Mr. Speaker, I am pleased to speak to Bill C-357, which is aimed at preventing the government from stealing money from this account that should be reserved for workers. This is a fundamental element of our social safety net that is wearing thin. Yet with important transformations in our economy and with the emergence of new technologies, it is increasingly important to have this safety net, which can help workers move towards better-paying jobs.
It is true that right now, in this country, there seem to be fewer unemployed workers. The figures come from Statistics Canada and other organizations. However, there is much more poverty. It is obviously more difficult to make a decent living in Canada today.
In fact, it does not matter what kind of difficulty people are in, but the government's approach is that people should pull themselves up by the bootstraps. I am thinking of the difficulties in the manufacturing sector and the difficulties in the Maritimes for seasonal workers where hard-working people are having difficulties making the transition to other employment. There need to be other initiatives to help them. Certainly, employment insurance was one of them. It was a fund used by the current and previous governments.

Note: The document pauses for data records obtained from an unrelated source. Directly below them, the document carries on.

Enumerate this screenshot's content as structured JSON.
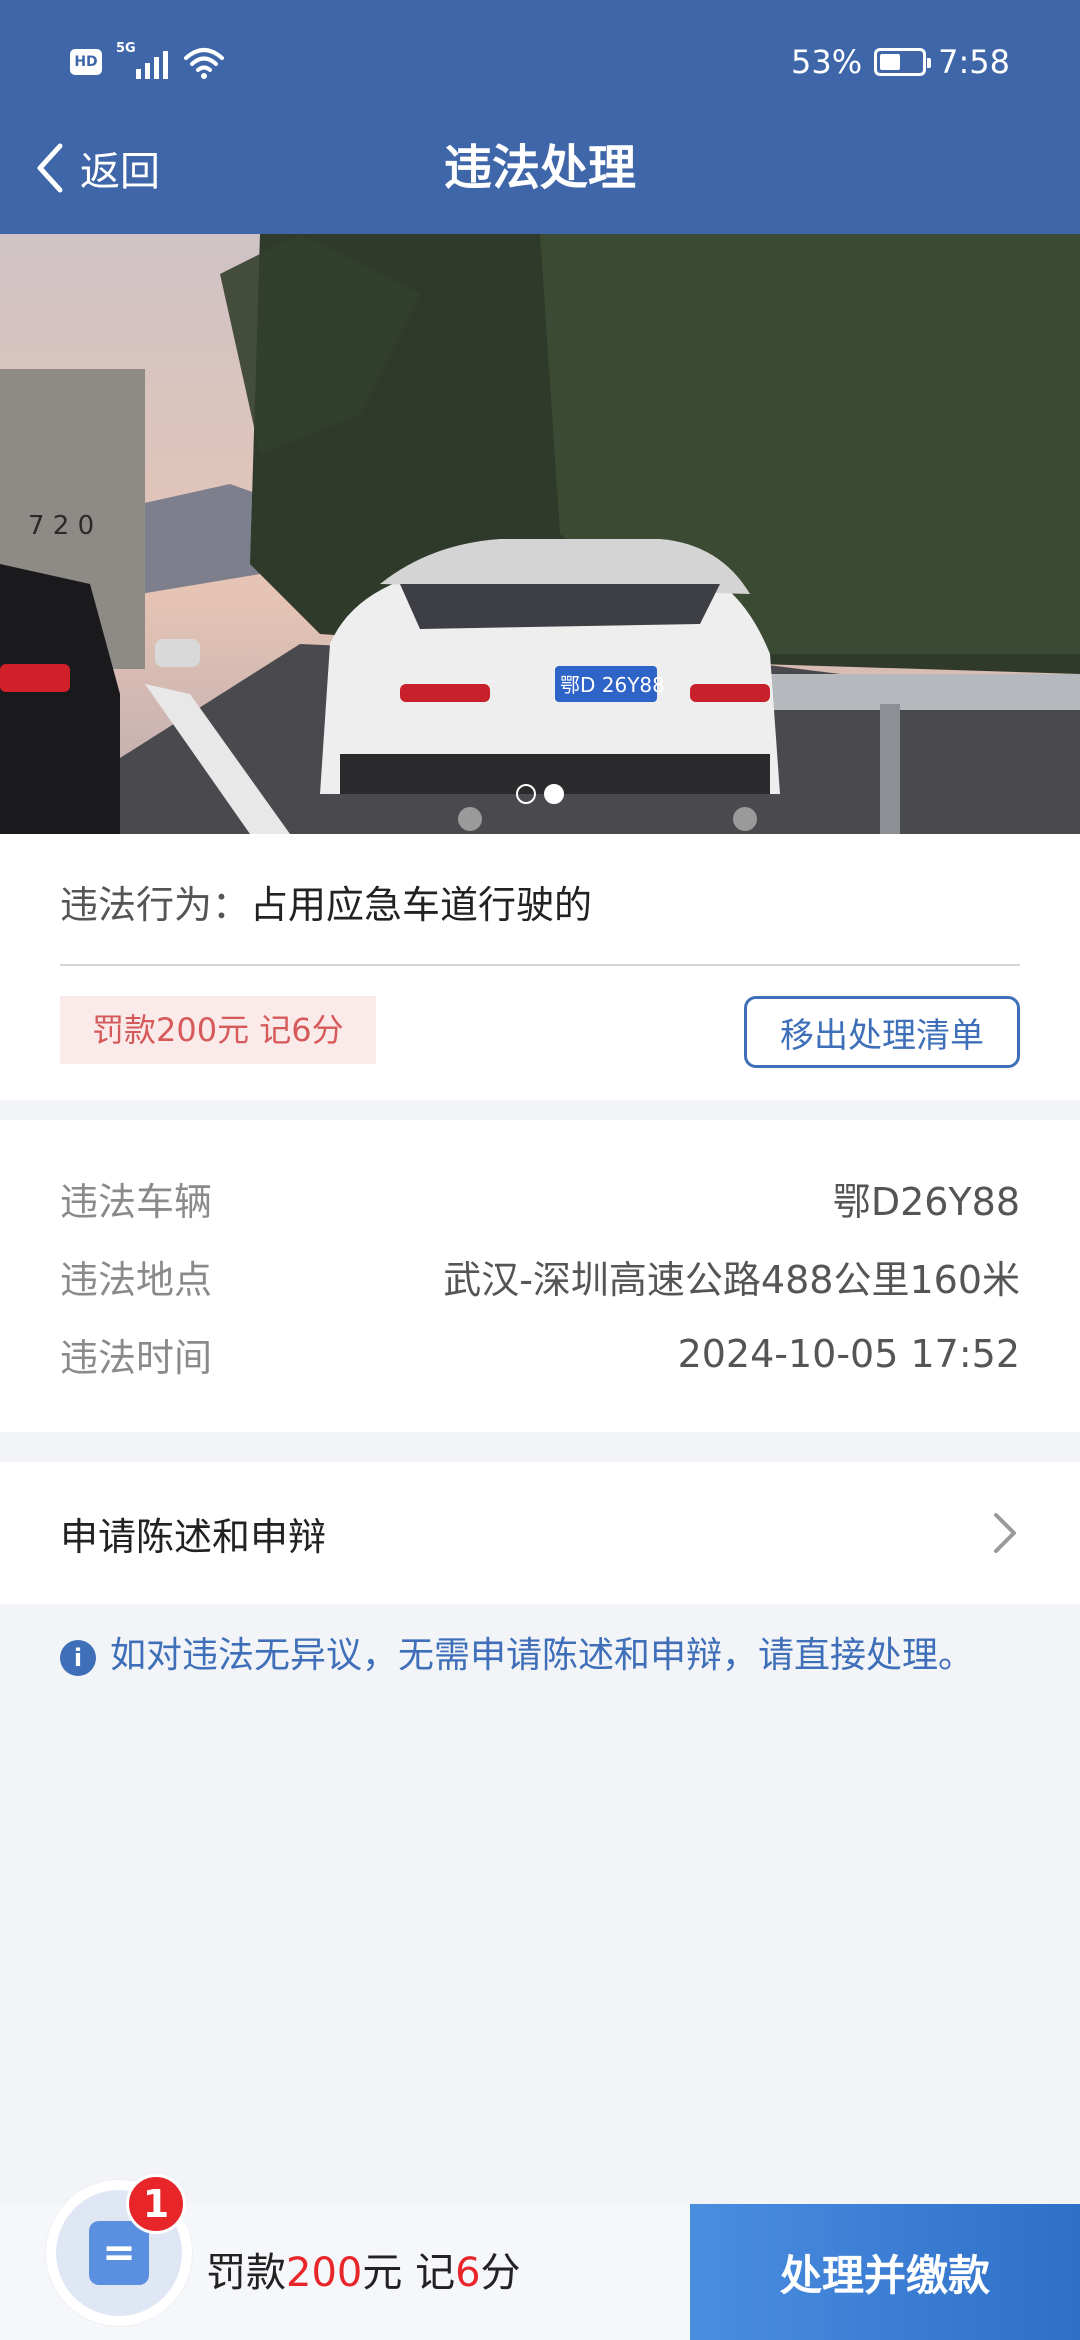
{
  "status_bar": {
    "network_tag": "5G",
    "wifi_tag": "6",
    "hd_label": "HD",
    "battery": "53%",
    "time": "7:58"
  },
  "nav": {
    "back_label": "返回",
    "title": "违法处理"
  },
  "photo": {
    "plate_text": "鄂D 26Y88",
    "truck_number": "7 2 0",
    "carousel_count": 2,
    "carousel_active_index": 1
  },
  "violation": {
    "behavior_key": "违法行为：",
    "behavior_value": "占用应急车道行驶的",
    "penalty_tag": "罚款200元 记6分",
    "remove_button": "移出处理清单"
  },
  "details": [
    {
      "key": "违法车辆",
      "value": "鄂D26Y88"
    },
    {
      "key": "违法地点",
      "value": "武汉-深圳高速公路488公里160米"
    },
    {
      "key": "违法时间",
      "value": "2024-10-05 17:52"
    }
  ],
  "appeal": {
    "label": "申请陈述和申辩"
  },
  "notice": {
    "text": "如对违法无异议，无需申请陈述和申辩，请直接处理。"
  },
  "bottom": {
    "badge_count": "1",
    "summary_prefix": "罚款",
    "fine_amount": "200",
    "summary_mid": "元 记",
    "points": "6",
    "summary_suffix": "分",
    "pay_button": "处理并缴款"
  },
  "colors": {
    "header_bg": "#3e66a8",
    "accent_blue": "#3e6fb8",
    "penalty_red": "#d65a5a",
    "badge_red": "#e8262a"
  }
}
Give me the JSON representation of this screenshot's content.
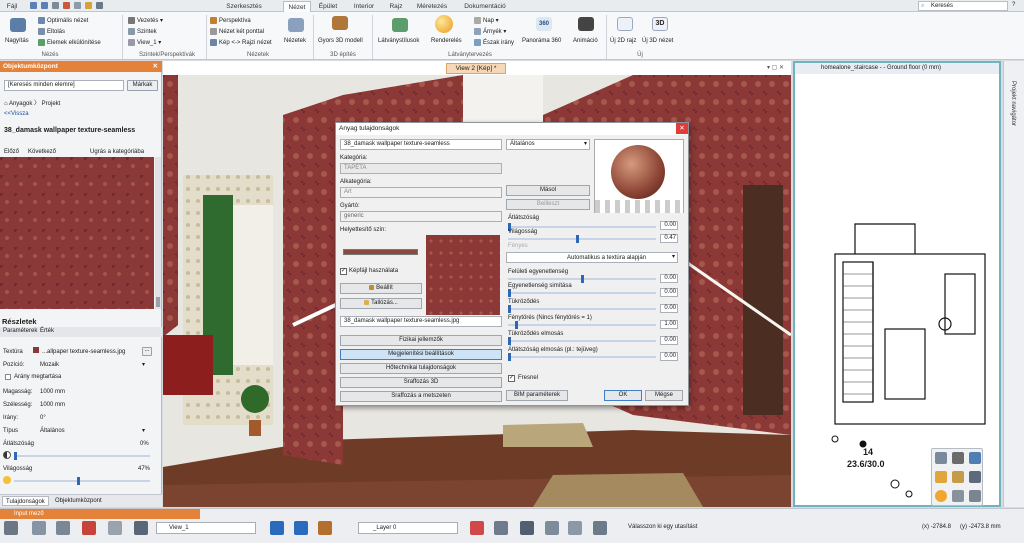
{
  "ribbon": {
    "tabs": [
      "Fájl",
      "Szerkesztés",
      "Nézet",
      "Épület",
      "Interior",
      "Rajz",
      "Méretezés",
      "Dokumentáció"
    ],
    "active_tab": "Nézet",
    "search_placeholder": "Keresés",
    "groups": {
      "nezes": {
        "label": "Nézés",
        "big": "Nagyítás",
        "items": [
          "Optimális nézet",
          "Eltolás",
          "Elemek elkülönítése"
        ]
      },
      "szintek": {
        "label": "Szintek/Perspektívák",
        "items": [
          "Vezetés",
          "Szintek",
          "View_1"
        ]
      },
      "nezetek": {
        "label": "Nézetek",
        "items": [
          "Perspektíva",
          "Nézet két ponttal",
          "Kép <-> Rajzi nézet"
        ],
        "big": "Nézetek"
      },
      "epites3d": {
        "label": "3D építés",
        "big": "Gyors 3D modell"
      },
      "latvany": {
        "label": "Látványtervezés",
        "big1": "Látványstílusok",
        "big2": "Renderelés",
        "items": [
          "Nap",
          "Árnyék",
          "Észak irány"
        ],
        "big3": "Panoráma 360",
        "big3_sub": "360",
        "big4": "Animáció"
      },
      "uj": {
        "label": "Új",
        "b1": "Új 2D rajz",
        "b2": "Új 3D nézet",
        "b2_sub": "3D"
      }
    }
  },
  "left_panel": {
    "title": "Objektumközpont",
    "search_value": "[Keresés minden elemre]",
    "search_button": "Márkak",
    "nav": [
      "Anyagok",
      "Projekt"
    ],
    "back": "<<Vissza",
    "material_name": "38_damask wallpaper texture-seamless",
    "links": [
      "Előző",
      "Következő",
      "Ugrás a kategóriába"
    ],
    "details_title": "Részletek",
    "details_tabs": [
      "Paraméterek",
      "Érték"
    ],
    "props": [
      {
        "k": "Textúra",
        "v": "...allpaper texture-seamless.jpg"
      },
      {
        "k": "Pozíció:",
        "v": "Mozaik"
      },
      {
        "k": "Arány megtartása",
        "v": ""
      },
      {
        "k": "Magasság:",
        "v": "1000 mm"
      },
      {
        "k": "Szélesség:",
        "v": "1000 mm"
      },
      {
        "k": "Irány:",
        "v": "0°"
      },
      {
        "k": "Típus",
        "v": "Általános"
      }
    ],
    "atlatszosag": {
      "label": "Átlátszóság",
      "value": "0%"
    },
    "vilagossag": {
      "label": "Világosság",
      "value": "47%"
    },
    "bottom_tabs": [
      "Tulajdonságok",
      "Objektumközpont"
    ]
  },
  "viewport": {
    "title": "View 2 [Kép] *"
  },
  "right_view": {
    "title": "homealone_staircase - - Ground floor (0 mm)",
    "nav_label": "Projekt navigátor",
    "stair_num": "14",
    "stair_dim": "23.6/30.0"
  },
  "dialog": {
    "title": "Anyag tulajdonságok",
    "name": "38_damask wallpaper texture-seamless",
    "kategoria_label": "Kategória:",
    "kategoria_value": "TAPÉTA",
    "alkategoria_label": "Alkategória:",
    "alkategoria_value": "Art",
    "gyarto_label": "Gyártó:",
    "gyarto_value": "generic",
    "helyettesito_label": "Helyettesítő szín:",
    "kepfajl_label": "Képfájl használata",
    "beallit": "Beállít",
    "tallozas": "Tallózás...",
    "file": "38_damask wallpaper texture-seamless.jpg",
    "buttons": [
      "Fizikai jellemzők",
      "Megjelenítési beállítások",
      "Hőtechnikai tulajdonságok",
      "Sraffozás 3D",
      "Sraffozás a metszeten"
    ],
    "dropdown": "Általános",
    "masol": "Másol",
    "beilleszt": "Beilleszt",
    "atlatszosag": {
      "label": "Átlátszóság",
      "value": "0.00"
    },
    "vilagossag": {
      "label": "Világosság",
      "value": "0.47"
    },
    "fenyes_label": "Fényes",
    "auto": "Automatikus a textúra alapján",
    "sliders": [
      {
        "label": "Felületi egyenetlenség",
        "value": "0.00",
        "pos": 0.5
      },
      {
        "label": "Egyenetlenség simítása",
        "value": "0.00",
        "pos": 0.0
      },
      {
        "label": "Tükröződés",
        "value": "0.00",
        "pos": 0.0
      },
      {
        "label": "Fénytörés (Nincs fénytörés = 1)",
        "value": "1.00",
        "pos": 0.05
      },
      {
        "label": "Tükröződés elmosás",
        "value": "0.00",
        "pos": 0.0
      },
      {
        "label": "Átlátszóság elmosás (pl.: tejüveg)",
        "value": "0.00",
        "pos": 0.0
      }
    ],
    "fresnel": "Fresnel",
    "bim": "BIM paraméterek",
    "ok": "OK",
    "megse": "Mégse"
  },
  "statusbar": {
    "input_label": "Input mező",
    "view": "View_1",
    "layer": "_Layer 0",
    "hint": "Válasszon ki egy utasítást",
    "x": "(x) -2784.8",
    "y": "(y) -2473.8 mm"
  },
  "colors": {
    "accent": "#e4823a",
    "wallpaper": "#8d3c3b",
    "blue_btn": "#cfe3f7"
  }
}
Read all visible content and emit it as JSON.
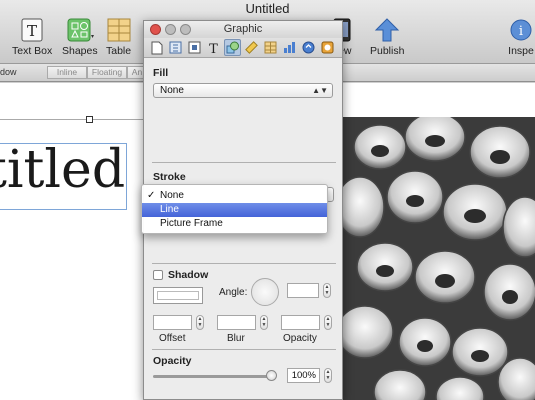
{
  "window": {
    "title": "Untitled"
  },
  "toolbar": {
    "items": [
      {
        "label": "Text Box",
        "icon": "text-box-icon"
      },
      {
        "label": "Shapes",
        "icon": "shapes-icon"
      },
      {
        "label": "Table",
        "icon": "table-icon"
      },
      {
        "label": "view",
        "icon": "preview-icon"
      },
      {
        "label": "Publish",
        "icon": "publish-icon"
      },
      {
        "label": "Inspe",
        "icon": "inspector-icon"
      }
    ]
  },
  "format_bar": {
    "label": "dow",
    "wrap_segments": [
      "Inline",
      "Floating",
      "An"
    ]
  },
  "document": {
    "text": "titled"
  },
  "inspector": {
    "title": "Graphic",
    "tabs": [
      "document",
      "layout",
      "wrap",
      "text",
      "graphic",
      "metrics",
      "table",
      "chart",
      "link",
      "quicktime"
    ],
    "fill": {
      "label": "Fill",
      "value": "None"
    },
    "stroke": {
      "label": "Stroke",
      "menu": [
        {
          "label": "None",
          "checked": true,
          "selected": false
        },
        {
          "label": "Line",
          "checked": false,
          "selected": true
        },
        {
          "label": "Picture Frame",
          "checked": false,
          "selected": false
        }
      ]
    },
    "shadow": {
      "label": "Shadow",
      "checked": false,
      "angle_label": "Angle:",
      "offset_label": "Offset",
      "blur_label": "Blur",
      "opacity_label": "Opacity"
    },
    "opacity": {
      "label": "Opacity",
      "value": "100%",
      "level": 1.0
    }
  },
  "colors": {
    "accent_selected": "#4a69d9",
    "textbox_border": "#7ea6d8"
  }
}
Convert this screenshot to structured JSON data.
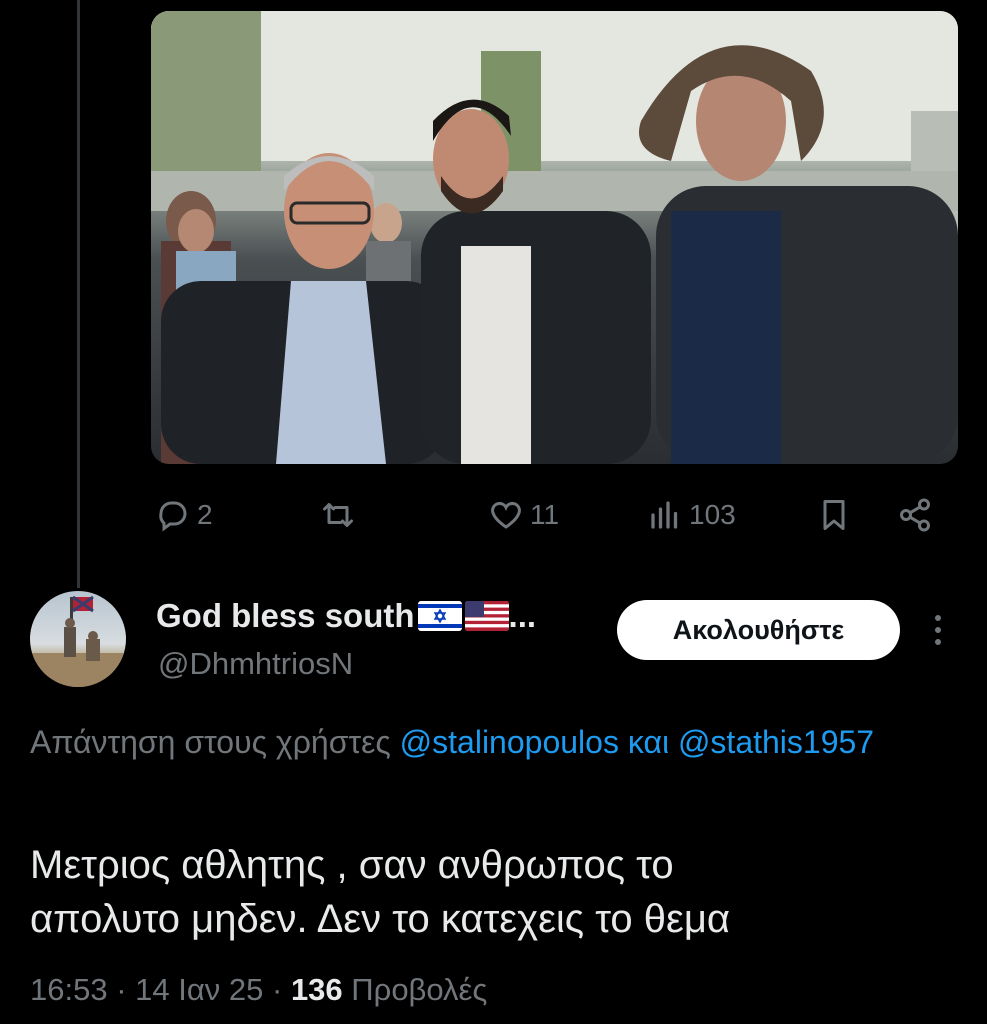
{
  "tweet_actions": {
    "replies": "2",
    "likes": "11",
    "views": "103"
  },
  "reply": {
    "display_name": "God bless south",
    "display_name_suffix": "...",
    "handle": "@DhmhtriosN",
    "follow_label": "Ακολουθήστε",
    "reply_prefix": "Απάντηση στους χρήστες",
    "mention_1": "@stalinopoulos",
    "mention_joiner": "και",
    "mention_2": "@stathis1957",
    "text_line_1": "Μετριος αθλητης , σαν ανθρωπος το",
    "text_line_2": "απολυτο μηδεν. Δεν το κατεχεις το θεμα",
    "time": "16:53",
    "date": "14 Ιαν 25",
    "views_count": "136",
    "views_label": "Προβολές"
  },
  "icons": {
    "reply": "reply-icon",
    "retweet": "retweet-icon",
    "like": "heart-icon",
    "views": "views-icon",
    "bookmark": "bookmark-icon",
    "share": "share-icon",
    "more": "more-icon"
  },
  "colors": {
    "background": "#000000",
    "text": "#e7e9ea",
    "muted": "#71767b",
    "link": "#1d9bf0",
    "follow_bg": "#ffffff"
  }
}
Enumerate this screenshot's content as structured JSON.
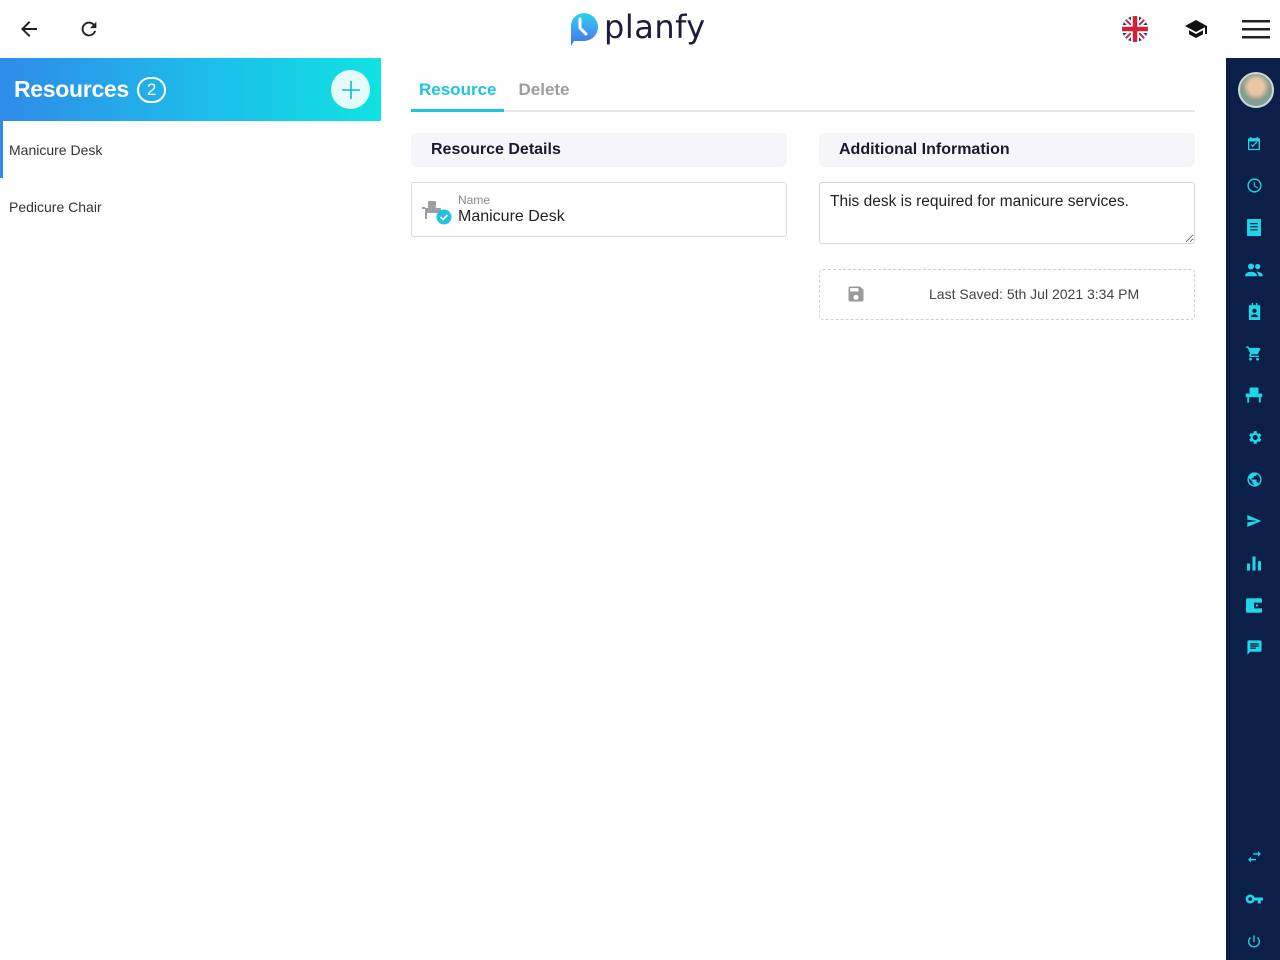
{
  "topbar": {
    "back_icon": "arrow-left-icon",
    "refresh_icon": "refresh-icon",
    "logo_text": "planfy",
    "language_icon": "uk-flag-icon",
    "tutorial_icon": "graduation-cap-icon",
    "menu_icon": "hamburger-menu-icon"
  },
  "resources": {
    "title": "Resources",
    "count": "2",
    "add_icon": "plus-icon",
    "items": [
      {
        "label": "Manicure Desk",
        "active": true
      },
      {
        "label": "Pedicure Chair",
        "active": false
      }
    ]
  },
  "main": {
    "tabs": [
      {
        "label": "Resource",
        "active": true
      },
      {
        "label": "Delete",
        "active": false
      }
    ],
    "resource_details": {
      "heading": "Resource Details",
      "name_label": "Name",
      "name_value": "Manicure Desk"
    },
    "additional_info": {
      "heading": "Additional Information",
      "notes": "This desk is required for manicure services."
    },
    "last_saved": "Last Saved: 5th Jul 2021 3:34 PM"
  },
  "right_rail": {
    "items": [
      "calendar-check-icon",
      "clock-icon",
      "receipt-icon",
      "people-icon",
      "contact-card-icon",
      "cart-icon",
      "chair-icon",
      "gear-icon",
      "globe-icon",
      "send-icon",
      "bar-chart-icon",
      "wallet-icon",
      "chat-icon"
    ],
    "bottom_items": [
      "swap-icon",
      "key-icon",
      "power-icon"
    ]
  },
  "colors": {
    "accent": "#1ec3e0",
    "rail_bg": "#0b1f48",
    "rail_icon": "#1fd6e6",
    "header_gradient_start": "#2f8be9",
    "header_gradient_end": "#10e2e2"
  }
}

This government, just like its predecessor, has been helping itself to the EI account, and this must stop. According to the new figures from the Department of Finance, there is currently $54 billion in that account, and there is every indication that the Conservative government continues to use the contributions paid by workers to increase its surplus.
Of course we know that it was the Liberals who designed this plan when they were doing their budget cuts in the 1990s. They changed the eligibility criteria in such a way that, currently, only 38% of men and 32% of women qualify for benefits. It is a shame.
First of all, these cuts made to the EI program were not aimed solely at achieving a balanced budget. The government wanted to create a flexible labour market and eliminate uncertainty among workers through a strategy favouring low-cost labour. Many workers were shortchanged by these cuts.
Of course, because of these cuts in the 1990s, several social programs--and this one in particular--became weaker. These programs were of national importance not only for those affected--and that is what concerns me the most--but also because they were an essential part of what binds us together as Canadians.
Perhaps we should take another look at the definition of insurance. When a worker is having major difficulties, when he loses his job, what happens? The government should be there for him, but it is not. There is a group of people in the government right now who do not believe in government. They prefer to go to the private sector for everything. Privatization reigns and according to those people, the market will solve all our problems.
We have to take another look at what insurance is. I just renewed my home insurance and the terms of it are clear. I read that if I pay my premiums and my house burns down, I will be reimbursed. With employment insurance, it is different. Employees contribute for years and when they need it, the funds are not there. They cannot get the help they should in these difficult times. Employment insurance should make it easier to get back to work, to get back to a good job, but that is not so.
In the Speech from the Throne, we see that the government intends to take measures to improve the governance and management of the employment insurance fund. This morning I heard the Minister of Human Resources and Social Development during oral question period say that he did not really intend to meet the needs of the workers. That is worrisome.
The government seems to be in a hurry to devolve responsibilities for workforce training and funding to provinces with no strings attached. In my area we have seen training contracts given to private American companies at the expense of well established effective community agencies that did that work.
I would like to talk for a few minutes about employability, since the Conservative government has launched a study on employability, and my comments are particularly related to the topic of employment insurance. However, I have only a faint hope of seeing the government recognize the Canadian workforce as people rather than as commodities.
The primary objective of all policies surrounding the labour market and employability, indeed the primary objective of our economy, is how the government seems to see the worker. It is time that the labour market worked for the benefit of workers rather than just for profit as it does now.
The key to our success as a democratic society is to treat hardworking people decently and to give them the opportunity to improve their lives. They need a guarantee that employment insurance will be there for them. They need a guarantee that they will be able to access it in times of need as opposed to having doors shut on them.
As we do this study on employability we should look at employment insurance and the role that it could play. We feel strongly that the government should end the clawback of EI for recipients pursuing training and education.
My last words will deal with education and literacy issues. Nine million Canadians do not have functional levels of literacy and yet the government cut literacy programs last year by $18 million. This is an example of where EI could be used for training to improve those skills. I hope that the government will review its position in this important area.